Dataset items
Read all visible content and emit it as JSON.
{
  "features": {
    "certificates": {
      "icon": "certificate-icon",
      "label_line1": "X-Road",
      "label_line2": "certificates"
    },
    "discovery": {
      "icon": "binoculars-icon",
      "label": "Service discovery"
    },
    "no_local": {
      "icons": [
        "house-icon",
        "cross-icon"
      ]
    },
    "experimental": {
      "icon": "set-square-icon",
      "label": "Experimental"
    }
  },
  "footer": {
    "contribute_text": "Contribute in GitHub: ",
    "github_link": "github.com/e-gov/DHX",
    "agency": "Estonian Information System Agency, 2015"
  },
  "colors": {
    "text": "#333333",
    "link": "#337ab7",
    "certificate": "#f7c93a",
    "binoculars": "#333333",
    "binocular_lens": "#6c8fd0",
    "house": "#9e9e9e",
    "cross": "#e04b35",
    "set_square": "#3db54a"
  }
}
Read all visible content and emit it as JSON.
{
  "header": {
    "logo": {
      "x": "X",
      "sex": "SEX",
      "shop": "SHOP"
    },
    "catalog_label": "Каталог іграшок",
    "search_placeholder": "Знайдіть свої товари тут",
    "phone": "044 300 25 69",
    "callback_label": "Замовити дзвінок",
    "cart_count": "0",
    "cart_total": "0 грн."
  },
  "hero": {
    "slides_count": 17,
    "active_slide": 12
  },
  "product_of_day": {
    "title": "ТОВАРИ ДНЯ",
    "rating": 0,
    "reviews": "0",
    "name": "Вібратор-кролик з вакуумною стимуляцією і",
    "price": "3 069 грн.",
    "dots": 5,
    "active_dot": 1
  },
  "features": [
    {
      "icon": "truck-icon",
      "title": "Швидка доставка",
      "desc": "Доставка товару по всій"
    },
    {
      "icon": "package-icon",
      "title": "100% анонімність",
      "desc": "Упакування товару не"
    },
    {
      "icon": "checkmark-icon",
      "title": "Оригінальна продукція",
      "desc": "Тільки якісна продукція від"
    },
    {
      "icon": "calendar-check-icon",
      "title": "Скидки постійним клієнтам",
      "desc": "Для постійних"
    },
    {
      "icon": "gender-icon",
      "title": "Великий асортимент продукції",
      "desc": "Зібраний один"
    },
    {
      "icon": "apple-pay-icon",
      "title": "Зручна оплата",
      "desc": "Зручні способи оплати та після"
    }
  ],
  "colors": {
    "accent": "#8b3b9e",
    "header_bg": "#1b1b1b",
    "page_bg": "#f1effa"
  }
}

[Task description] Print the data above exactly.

[Result of the task]
Read all visible content and emit it as JSON.
{
  "features": {
    "certificates": {
      "icon": "certificate-icon",
      "label_line1": "X-Road",
      "label_line2": "certificates"
    },
    "discovery": {
      "icon": "binoculars-icon",
      "label": "Service discovery"
    },
    "no_local": {
      "icons": [
        "house-icon",
        "cross-icon"
      ]
    },
    "experimental": {
      "icon": "set-square-icon",
      "label": "Experimental"
    }
  },
  "footer": {
    "contribute_text": "Contribute in GitHub: ",
    "github_link": "github.com/e-gov/DHX",
    "agency": "Estonian Information System Agency, 2015"
  },
  "colors": {
    "text": "#333333",
    "link": "#337ab7",
    "certificate": "#f7c93a",
    "binoculars": "#333333",
    "binocular_lens": "#6c8fd0",
    "house": "#9e9e9e",
    "cross": "#e04b35",
    "set_square": "#3db54a"
  }
}
Read all visible content and emit it as JSON.
{
  "header": {
    "logo": {
      "x": "X",
      "sex": "SEX",
      "shop": "SHOP"
    },
    "catalog_label": "Каталог іграшок",
    "search_placeholder": "Знайдіть свої товари тут",
    "phone": "044 300 25 69",
    "callback_label": "Замовити дзвінок",
    "cart_count": "0",
    "cart_total": "0 грн."
  },
  "hero": {
    "slides_count": 17,
    "active_slide": 12
  },
  "product_of_day": {
    "title": "ТОВАРИ ДНЯ",
    "rating": 0,
    "reviews": "0",
    "name": "Вібратор-кролик з вакуумною стимуляцією і",
    "price": "3 069 грн.",
    "dots": 5,
    "active_dot": 1
  },
  "features": [
    {
      "icon": "truck-icon",
      "title": "Швидка доставка",
      "desc": "Доставка товару по всій"
    },
    {
      "icon": "package-icon",
      "title": "100% анонімність",
      "desc": "Упакування товару не"
    },
    {
      "icon": "checkmark-icon",
      "title": "Оригінальна продукція",
      "desc": "Тільки якісна продукція від"
    },
    {
      "icon": "calendar-check-icon",
      "title": "Скидки постійним клієнтам",
      "desc": "Для постійних"
    },
    {
      "icon": "gender-icon",
      "title": "Великий асортимент продукції",
      "desc": "Зібраний один"
    },
    {
      "icon": "apple-pay-icon",
      "title": "Зручна оплата",
      "desc": "Зручні способи оплати та після"
    }
  ],
  "colors": {
    "accent": "#8b3b9e",
    "header_bg": "#1b1b1b",
    "page_bg": "#f1effa"
  }
}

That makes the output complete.